Energy Committee adopts its version of the Energy Performance of Buildings Directive

After a long negotiating and compromising process, the European Parliament’s Energy Committee (ITRE) voted on 9 February to approve Ciaran Cuffe’s (Green MEP from Dublin) report on the Energy Performance of Buildings Directive (EPBD). This report will now head to the Parliament’s Plenary session where all MEPs will have to vote on this text, which could still be subject to last minute amendments.

EuropeOn has followed the EPBD closely and supported Ciaran Cuffe in its work to set buildings on the right course to reach climate neutrality. At an event organised by EuropeOn last month, Cuffe highlighted how our asks had been taken up in this EPBD report:

  • New skills and workforce provisions have been added to the original EPBD proposal. If adopted in the (upcoming) final compromise, Member States would have to report on how they address this in their plans to renovate buildings, set up and promote training adequate opportunities.
  • Electrical installations are now directly considered, which has not been the case in previous versions of the EPBD. They are now included in the definition of ‘Technical Building Systems’, which fall under a number of requirements throughout the Directive, mainly seeking to ensure their efficiency, safety and modernity.
  • Energy Performance Certificates will now include final energy consumption, but it remains unclear whether Member States will be able to fully rate energy performance if buildings based on only final energy. Hopefully this will be cleared up in the next phases of the legislative process.
  • Charging-readiness, or making sure buildings have the infrastructure to accommodate EV chargers, has been further enhanced since the proposal.

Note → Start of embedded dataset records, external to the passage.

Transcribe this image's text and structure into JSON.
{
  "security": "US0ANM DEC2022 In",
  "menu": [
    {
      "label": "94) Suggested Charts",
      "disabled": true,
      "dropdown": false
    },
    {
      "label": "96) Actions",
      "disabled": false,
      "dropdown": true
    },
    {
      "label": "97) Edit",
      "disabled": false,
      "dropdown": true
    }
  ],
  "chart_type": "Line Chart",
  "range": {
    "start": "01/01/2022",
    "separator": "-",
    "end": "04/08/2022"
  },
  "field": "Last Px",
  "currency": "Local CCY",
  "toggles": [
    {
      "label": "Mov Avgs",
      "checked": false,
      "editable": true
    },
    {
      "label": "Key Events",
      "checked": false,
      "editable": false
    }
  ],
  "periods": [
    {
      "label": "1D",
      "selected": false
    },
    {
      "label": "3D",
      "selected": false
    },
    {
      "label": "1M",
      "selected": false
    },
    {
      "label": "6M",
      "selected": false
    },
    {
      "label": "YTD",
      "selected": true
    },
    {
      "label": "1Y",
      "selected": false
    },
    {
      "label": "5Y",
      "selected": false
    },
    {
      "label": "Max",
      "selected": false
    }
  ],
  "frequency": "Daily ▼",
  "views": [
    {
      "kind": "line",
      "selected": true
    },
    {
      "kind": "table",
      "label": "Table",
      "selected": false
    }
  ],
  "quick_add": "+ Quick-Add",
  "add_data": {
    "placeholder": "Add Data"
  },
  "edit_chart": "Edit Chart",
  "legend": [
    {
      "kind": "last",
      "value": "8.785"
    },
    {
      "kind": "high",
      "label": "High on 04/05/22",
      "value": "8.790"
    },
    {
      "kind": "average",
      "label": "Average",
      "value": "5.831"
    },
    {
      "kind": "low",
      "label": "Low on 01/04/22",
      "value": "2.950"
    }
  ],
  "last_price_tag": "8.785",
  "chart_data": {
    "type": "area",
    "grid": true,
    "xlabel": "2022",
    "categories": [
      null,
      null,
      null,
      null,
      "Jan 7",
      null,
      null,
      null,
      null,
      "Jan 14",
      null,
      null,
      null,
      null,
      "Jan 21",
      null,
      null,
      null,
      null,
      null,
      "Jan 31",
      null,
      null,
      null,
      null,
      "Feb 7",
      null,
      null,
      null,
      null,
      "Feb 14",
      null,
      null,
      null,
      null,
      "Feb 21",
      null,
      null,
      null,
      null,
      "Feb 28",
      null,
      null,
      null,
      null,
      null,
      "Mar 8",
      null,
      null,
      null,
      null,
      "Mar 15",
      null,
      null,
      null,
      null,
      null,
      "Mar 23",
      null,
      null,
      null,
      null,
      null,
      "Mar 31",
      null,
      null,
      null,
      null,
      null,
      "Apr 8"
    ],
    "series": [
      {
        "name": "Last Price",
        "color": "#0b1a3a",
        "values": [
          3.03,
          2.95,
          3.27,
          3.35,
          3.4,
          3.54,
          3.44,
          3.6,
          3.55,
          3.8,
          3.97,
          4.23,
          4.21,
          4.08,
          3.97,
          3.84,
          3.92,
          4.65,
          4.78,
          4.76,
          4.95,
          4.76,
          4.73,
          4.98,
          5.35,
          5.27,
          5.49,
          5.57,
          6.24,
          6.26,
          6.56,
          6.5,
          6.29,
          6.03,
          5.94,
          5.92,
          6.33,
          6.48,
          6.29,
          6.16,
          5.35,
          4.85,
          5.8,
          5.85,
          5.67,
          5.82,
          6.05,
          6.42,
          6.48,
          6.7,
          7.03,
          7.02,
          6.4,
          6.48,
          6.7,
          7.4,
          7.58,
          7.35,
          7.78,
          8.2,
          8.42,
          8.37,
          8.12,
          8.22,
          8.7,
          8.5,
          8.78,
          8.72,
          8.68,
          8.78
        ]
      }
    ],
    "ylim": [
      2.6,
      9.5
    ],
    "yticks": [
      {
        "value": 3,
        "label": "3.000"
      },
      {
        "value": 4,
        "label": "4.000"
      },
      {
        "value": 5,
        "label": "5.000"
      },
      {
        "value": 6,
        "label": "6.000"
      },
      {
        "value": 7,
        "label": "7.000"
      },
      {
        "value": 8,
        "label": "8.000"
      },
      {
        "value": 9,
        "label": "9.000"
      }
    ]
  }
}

A large share of new and renovated buildings will have to be fully ‘pre-cabled’, so that EV users only have to add the final wiring to their parking spot to install their wallbox.
  • Provisions for building automation and controls have also been strengthened and most new and renovated buildings will have to be equipped with an extended list of smart functionalities for more energy efficiency and better indoor quality.

This text is however most likely to evolve between now and its final adoption into a law. As mentioned, the next step will be the Plenary vote in Parliament, expected mid-March. Once the Parliament’s mandate is adopted, this will serve as its basis for negotiations with the Member States who have their own views on the EPBD proposal.

For EuropeOn, it is crucial that the aforementioned advances made in the Energy Committee are safeguarded going forward. Further, negotiators should seek to amend the text to fix some of the concessions that have been made in the Energy Committee in order to find a compromise:

  • On Minimum Energy Performance Standards, a last-minute exemption was added for Member States that deem they would not be able to comply with this requirement on the basis of economic or technical feasibility or based on the lack of skilled workforce. The latter is extremely worrying and backwards as the same article mentions Member States will have to make sure enough skilled workers are available to comply with these standards.
    • This basis for exemption is dangerous as it risks undermining the strides made on skills in this report
  • The current text does not fully ban gas boilers as it considers that boilers that are ready to operate on ‘renewable fuels’ are considered green. This is a slippery slope as it may well be a ‘trojan horse’ for gas boilers to keep on being installed throughout this decade which, because of their lifetime over ten years, could endanger our climate goals.